I think a cold and rainy winter is going to make it quite difficult for the social distanced socializing they do now.

We’re okay. Still feel like we put a lot of things on hold (vacations, home improvement plans), but we are getting some things done.

Never realized how much time and money we spent on things which we really didn’t need.

Still working on my own mental health, though. I don’t like this feeling of being unable to control things. So I’m doing better in controlling things I am able to control, and hope this helps to compensate.

Not stressed, but inconvenienced in that a lot of planned travel (Europe, California X2) has been cancelled, a scuba trip postponed from April to December and a trip to Vermont required a week of quarantine and a COVID test.

The lack of travel is a problem. I haven’t seen my dad since February, and I’m guessing I won’t be able to visit him again until late next spring at the soonest. He’s in his mid-80’s, and they’ve already had one COVID outbreak that killed eleven people at his assisted-living facility, so I’m…concerned. My wife is in a similar situation with her family in Japan: we make an annual voyage there that’s part tourism and part family visit, but we probably won’t be going there until next fall. Really hoping none of our elders die before we get to see them again.

For my wife and me, the rest is just a scaling back of various luxuries. We haven’t been to our favorite restaurants since February, and of course no weekend road trips anywhere. These are annoying changes, but I wouldn’t call them anxiety-inducing.

We count our blessings:

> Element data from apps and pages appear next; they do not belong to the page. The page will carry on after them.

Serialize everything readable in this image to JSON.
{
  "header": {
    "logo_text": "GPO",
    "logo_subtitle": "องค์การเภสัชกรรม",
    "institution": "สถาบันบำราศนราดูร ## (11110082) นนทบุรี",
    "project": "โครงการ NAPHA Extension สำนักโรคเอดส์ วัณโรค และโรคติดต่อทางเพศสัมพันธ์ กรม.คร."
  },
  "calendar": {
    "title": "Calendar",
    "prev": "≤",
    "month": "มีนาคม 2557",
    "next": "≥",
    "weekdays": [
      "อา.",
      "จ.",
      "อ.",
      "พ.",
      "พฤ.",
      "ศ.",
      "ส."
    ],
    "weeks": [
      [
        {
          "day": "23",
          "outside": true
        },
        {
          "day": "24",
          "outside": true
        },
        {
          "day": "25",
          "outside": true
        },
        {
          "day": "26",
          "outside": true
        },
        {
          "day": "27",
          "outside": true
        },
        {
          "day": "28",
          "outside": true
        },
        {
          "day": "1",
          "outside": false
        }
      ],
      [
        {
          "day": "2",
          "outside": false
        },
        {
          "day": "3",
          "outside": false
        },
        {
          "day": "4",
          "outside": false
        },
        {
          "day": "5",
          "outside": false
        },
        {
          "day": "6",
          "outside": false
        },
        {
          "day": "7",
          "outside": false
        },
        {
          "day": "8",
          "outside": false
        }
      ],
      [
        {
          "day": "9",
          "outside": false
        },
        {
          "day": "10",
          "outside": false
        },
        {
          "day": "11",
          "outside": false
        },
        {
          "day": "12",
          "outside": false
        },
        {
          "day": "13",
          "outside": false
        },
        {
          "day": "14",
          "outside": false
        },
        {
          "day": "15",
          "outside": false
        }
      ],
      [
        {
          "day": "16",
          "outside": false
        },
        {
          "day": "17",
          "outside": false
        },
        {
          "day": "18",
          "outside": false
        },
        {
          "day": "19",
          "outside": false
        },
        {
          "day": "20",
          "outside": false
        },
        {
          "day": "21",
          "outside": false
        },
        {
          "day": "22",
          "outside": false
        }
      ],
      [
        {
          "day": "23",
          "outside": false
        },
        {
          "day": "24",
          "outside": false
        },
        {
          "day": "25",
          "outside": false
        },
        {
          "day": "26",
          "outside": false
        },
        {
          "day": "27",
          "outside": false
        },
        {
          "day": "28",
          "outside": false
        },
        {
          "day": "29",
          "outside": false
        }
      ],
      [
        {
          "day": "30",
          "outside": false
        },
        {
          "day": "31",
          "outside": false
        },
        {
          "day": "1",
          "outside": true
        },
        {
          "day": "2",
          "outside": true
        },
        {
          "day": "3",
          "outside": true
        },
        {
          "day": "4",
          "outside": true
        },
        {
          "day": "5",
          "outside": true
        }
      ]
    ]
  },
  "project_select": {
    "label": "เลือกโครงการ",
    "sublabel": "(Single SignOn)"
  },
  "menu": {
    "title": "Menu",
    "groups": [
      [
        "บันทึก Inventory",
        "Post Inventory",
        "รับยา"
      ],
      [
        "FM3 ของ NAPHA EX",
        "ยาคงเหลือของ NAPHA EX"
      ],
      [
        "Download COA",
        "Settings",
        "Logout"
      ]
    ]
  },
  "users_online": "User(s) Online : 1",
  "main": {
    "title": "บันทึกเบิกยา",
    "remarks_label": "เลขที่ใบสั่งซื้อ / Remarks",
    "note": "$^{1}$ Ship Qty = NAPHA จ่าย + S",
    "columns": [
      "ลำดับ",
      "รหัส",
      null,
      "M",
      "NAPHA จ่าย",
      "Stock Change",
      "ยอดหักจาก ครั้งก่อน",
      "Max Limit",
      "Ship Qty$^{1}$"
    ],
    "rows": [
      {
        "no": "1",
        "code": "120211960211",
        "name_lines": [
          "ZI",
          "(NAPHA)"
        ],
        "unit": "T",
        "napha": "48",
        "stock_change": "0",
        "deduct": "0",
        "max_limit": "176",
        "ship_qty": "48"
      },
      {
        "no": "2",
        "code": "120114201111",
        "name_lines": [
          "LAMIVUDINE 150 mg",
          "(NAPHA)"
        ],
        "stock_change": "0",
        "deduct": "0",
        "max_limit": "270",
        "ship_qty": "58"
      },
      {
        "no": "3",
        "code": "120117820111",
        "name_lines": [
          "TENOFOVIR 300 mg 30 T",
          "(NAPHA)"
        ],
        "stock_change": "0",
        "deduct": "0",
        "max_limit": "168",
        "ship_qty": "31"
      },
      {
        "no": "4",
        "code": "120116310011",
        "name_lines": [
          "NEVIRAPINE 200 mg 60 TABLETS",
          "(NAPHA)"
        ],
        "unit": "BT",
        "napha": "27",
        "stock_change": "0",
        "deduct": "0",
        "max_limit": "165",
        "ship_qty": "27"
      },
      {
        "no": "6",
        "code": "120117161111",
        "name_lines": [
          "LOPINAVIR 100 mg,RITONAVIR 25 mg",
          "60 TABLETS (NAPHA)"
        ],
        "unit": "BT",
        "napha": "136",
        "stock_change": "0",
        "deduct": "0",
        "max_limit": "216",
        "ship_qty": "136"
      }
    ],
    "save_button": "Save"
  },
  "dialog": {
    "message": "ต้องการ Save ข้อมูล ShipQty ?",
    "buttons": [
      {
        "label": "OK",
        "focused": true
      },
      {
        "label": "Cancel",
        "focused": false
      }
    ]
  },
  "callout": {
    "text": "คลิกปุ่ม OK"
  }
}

-We both are able to work from home, and are still doing so. Neither of us has gone to our normal place of work since March. It’s been nice not commuting, and - perhaps most importantly - we’ve been getting paid, so there’s zero financial stress in our household.

-We have no kids, so we don’t have to worry about whether or not to send them back to school or how to deal with them when we start going back to the office.

-Our employers are very conscientious about workplace safety. When we do finally go back (probably some time this fall), policies and practices have been put in place to avoid spreading contagion: masks, santizer, new room occupancy limits/rules, one-way hallways, scheduling to limit total building occupancy and so on.

-We’re getting virtually all of our groceries delivered, along with everything else; we haven’t set foot in a business establishment since March.

-We live in a single-family home, so it’s easy for us to maintain social distance.

So yeah, our personal situation is mostly just a matter of inconvenience, not a lot of stress compared to what some folks are up against.

Same here Dinsdale. While I’m not a hermit, we already live pretty remote. We have a nice spot and are well set up to work from home. Something I’ve wanted to do for years. I don’t mis much. Although there are a couple of friends I haven’t seen since January. I’m trying to rectify that. No kids which helps immensely I’m sure. I have two dogs that keep me company (my Wife is actually back at work, a lot of it is outside on her own though). I very much like my time to myself.

We watch less TV. But that’s been ramping up for about a year. My Wife and I play cards or chess nearly every night. I’m over all less stressed since I can work from home. I’m oddly getting to know some of my co-workers better through Slack. My bosses boss puts on silly contests weekly, and I’ve found that some of my co-workers really have a devious sense of humor.

I’ve gotten a new roof put on my house, I didn’t do it, but needed to be around. Also a new stove (heat). A few other things as well. All immensely easier since I’m at home anyway. I don’t have to take but a few hours off from work. We are ready for winter.

This may sound antithetical to what I wrote above, but it is a little surreal. March and April where for sure. Town was a ghost town. Understand that town is 25 miles away, but a real tourist area. Usually always very busy. To see Main St devoid of cars and parking available was kinda weird. Now they have closed Main St down to cars so restaurants can set out tables in the street for social distancing. They are gonna have problems with that soon as winter is just around the corner (we’ve already had snow)